> _Exercise brief_:
If a line of the records contains the word "Ctrl", list it.

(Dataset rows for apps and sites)
--- START ---
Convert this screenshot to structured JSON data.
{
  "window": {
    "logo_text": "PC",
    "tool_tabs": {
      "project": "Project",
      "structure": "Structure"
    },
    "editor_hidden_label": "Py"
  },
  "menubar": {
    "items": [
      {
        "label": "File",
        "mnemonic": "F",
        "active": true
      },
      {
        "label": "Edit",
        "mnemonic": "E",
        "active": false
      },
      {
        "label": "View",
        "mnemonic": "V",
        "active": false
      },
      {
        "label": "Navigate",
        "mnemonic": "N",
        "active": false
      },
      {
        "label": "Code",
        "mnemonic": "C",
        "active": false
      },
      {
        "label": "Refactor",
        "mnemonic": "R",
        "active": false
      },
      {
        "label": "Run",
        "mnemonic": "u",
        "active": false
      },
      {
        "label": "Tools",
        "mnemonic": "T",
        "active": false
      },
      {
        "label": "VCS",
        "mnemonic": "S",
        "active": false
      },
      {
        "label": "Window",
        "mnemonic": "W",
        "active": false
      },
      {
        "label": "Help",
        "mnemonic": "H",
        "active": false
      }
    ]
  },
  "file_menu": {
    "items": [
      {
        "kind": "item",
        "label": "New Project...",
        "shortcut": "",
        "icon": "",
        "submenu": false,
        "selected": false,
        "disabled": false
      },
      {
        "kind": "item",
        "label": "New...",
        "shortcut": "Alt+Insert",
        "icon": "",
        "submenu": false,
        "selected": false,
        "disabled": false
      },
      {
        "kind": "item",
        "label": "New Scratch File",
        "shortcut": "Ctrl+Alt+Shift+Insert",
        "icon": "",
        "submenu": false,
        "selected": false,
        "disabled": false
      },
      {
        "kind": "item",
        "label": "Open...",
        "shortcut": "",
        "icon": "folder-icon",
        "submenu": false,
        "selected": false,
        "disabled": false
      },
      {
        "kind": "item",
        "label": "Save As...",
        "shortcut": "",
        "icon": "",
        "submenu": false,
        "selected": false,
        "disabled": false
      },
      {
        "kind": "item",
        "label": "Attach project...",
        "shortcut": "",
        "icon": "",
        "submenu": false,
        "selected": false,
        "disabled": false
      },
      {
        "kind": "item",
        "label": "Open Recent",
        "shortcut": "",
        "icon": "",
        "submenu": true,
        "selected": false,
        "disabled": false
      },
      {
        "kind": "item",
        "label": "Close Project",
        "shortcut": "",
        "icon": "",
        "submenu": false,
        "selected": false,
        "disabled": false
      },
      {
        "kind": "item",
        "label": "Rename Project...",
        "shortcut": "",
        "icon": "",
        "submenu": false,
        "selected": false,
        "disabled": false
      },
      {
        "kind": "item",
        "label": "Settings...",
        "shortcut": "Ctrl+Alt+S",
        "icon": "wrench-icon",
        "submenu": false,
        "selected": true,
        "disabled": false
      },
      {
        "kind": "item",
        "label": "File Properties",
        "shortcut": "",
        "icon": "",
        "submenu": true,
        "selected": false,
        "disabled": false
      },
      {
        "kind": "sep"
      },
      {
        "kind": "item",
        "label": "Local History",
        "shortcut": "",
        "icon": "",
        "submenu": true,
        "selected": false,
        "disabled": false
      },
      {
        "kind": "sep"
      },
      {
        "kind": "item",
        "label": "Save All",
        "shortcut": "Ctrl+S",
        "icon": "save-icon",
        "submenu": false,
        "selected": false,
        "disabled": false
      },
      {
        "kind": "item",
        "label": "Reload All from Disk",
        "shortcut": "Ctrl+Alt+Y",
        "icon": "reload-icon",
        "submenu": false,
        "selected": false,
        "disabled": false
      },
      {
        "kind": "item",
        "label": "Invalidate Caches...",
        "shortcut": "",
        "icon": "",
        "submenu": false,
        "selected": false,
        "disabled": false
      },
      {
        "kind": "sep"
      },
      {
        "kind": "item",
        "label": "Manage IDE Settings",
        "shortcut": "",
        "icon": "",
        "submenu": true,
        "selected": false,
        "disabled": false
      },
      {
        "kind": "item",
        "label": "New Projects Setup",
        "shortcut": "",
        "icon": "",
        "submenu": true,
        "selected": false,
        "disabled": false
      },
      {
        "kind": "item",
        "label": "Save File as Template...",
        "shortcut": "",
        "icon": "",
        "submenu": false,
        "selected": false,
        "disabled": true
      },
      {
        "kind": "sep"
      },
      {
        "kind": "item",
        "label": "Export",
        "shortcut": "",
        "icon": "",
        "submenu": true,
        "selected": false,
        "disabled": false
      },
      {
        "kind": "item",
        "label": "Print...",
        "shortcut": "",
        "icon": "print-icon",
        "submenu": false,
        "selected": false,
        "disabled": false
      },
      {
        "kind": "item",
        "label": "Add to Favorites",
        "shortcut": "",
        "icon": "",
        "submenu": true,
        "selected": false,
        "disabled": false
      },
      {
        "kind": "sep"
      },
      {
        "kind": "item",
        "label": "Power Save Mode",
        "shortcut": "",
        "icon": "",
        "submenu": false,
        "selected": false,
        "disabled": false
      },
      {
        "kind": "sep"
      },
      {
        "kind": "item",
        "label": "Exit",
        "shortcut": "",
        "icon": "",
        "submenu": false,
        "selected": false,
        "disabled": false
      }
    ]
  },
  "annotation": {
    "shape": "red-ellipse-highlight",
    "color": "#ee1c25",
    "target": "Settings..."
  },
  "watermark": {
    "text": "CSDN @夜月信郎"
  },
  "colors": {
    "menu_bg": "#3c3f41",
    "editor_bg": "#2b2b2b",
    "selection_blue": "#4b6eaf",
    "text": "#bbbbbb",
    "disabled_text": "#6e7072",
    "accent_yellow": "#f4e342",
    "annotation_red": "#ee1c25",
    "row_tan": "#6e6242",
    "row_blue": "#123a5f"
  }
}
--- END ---
> _Exercise output_:
        "shortcut": "Ctrl+Alt+Shift+Insert",
        "shortcut": "Ctrl+Alt+S",
        "shortcut": "Ctrl+S",
        "shortcut": "Ctrl+Alt+Y",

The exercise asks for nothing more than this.